AFROPHONICS - is the term the charismatic Dr Sello Galane uses to call the Afrikan genre that is usually grouped under Jazz. Many South African musicians have refused to be associated with Jazz. Not that they hate Jazz. It's just a matter of Originality and Identity.

“My understanding of Jazz in South Africa, why this brand, I found that it makes people look cool. It is seen to be progressive and moving with the times. Even people who know they are not playing Jazz, when they are given the term Jazz, they keep quiet. That’s because it works well for them, their profile, they will be reported on,” Galane said.

Galane calls his own genre Kiba music, which falls under Afrophonics. This Kiba music of (northern) amaNdebele and Bapedi originates in the mines. You could say it is the Music of the Mines. But Galane explains that it didn't stay in the mines. It moved from there to the villages, townships and cities and back to the mines. It took the personality of the people it travelled with and those it touched and the places at which it rested. Galane explains Kiba thus:

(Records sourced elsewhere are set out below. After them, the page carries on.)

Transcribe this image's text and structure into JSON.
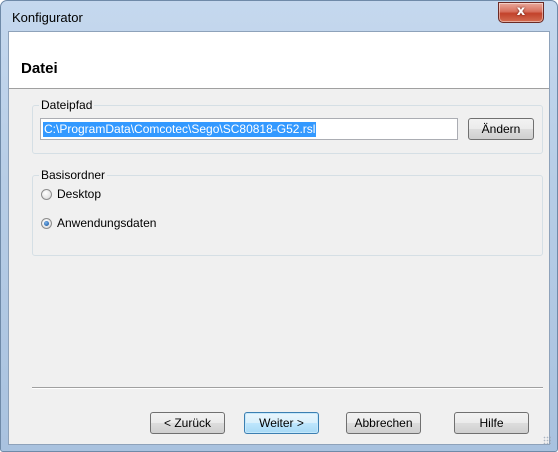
{
  "window": {
    "title": "Konfigurator",
    "close_glyph": "x"
  },
  "header": {
    "title": "Datei"
  },
  "file_group": {
    "label": "Dateipfad",
    "path_value": "C:\\ProgramData\\Comcotec\\Sego\\SC80818-G52.rsl",
    "change_button": "Ändern"
  },
  "base_group": {
    "label": "Basisordner",
    "options": [
      {
        "label": "Desktop",
        "selected": false
      },
      {
        "label": "Anwendungsdaten",
        "selected": true
      }
    ]
  },
  "footer": {
    "back_button": "< Zurück",
    "next_button": "Weiter >",
    "cancel_button": "Abbrechen",
    "help_button": "Hilfe"
  },
  "icons": {
    "close": "close-icon",
    "radio": "radio-icon",
    "resize_grip": "resize-grip-icon"
  },
  "colors": {
    "selection": "#3399ff",
    "close_button": "#c2422b",
    "default_button": "#3c7fb1"
  }
}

“The idiom of Kiba people took from Polokwane to the mines got changed. They had to sharpen it to compete in the mine arenas. The music travelled back and forth and each time it came back from the cities it was tighter, edgier and had new elements — from in-dlamu, from Malawian music and so on."

He's not alone in Afrophonics. There is the indefatigable multi-instrumentalist Tlokwe Sehume. He calls his genre Mmino wa Thaba (Music of the Mountain). He is profoundly deep. This is how Sehume describes his music:

"It is deeply rooted in African spirituality and inspired by the true connection Africans have with their ancestors. It is not music we just make for the sake of making music because you have instruments; even the drums we use have to be very specific so that the sound produced means something more than just what you hear with your ears. That is why I do not write music. This music comes to me spiritually and that’s when I start playing."

Both Galane and Sehume admit to the Malombo influence. Over and above that, these two Towers have been touched by Biko. We pay homage to both of them for celebrating their Blackness and proudly sticking to their Originality.

If the two Towers of Indigenous Sounds have not made money out of their calling, the explanation is given by the legendary Dr Phillip Tabane on pointing out the difference between him and Miles David: "He plays to make money, and I play for the spirit".

Let the Indigenous Music rise and conquer.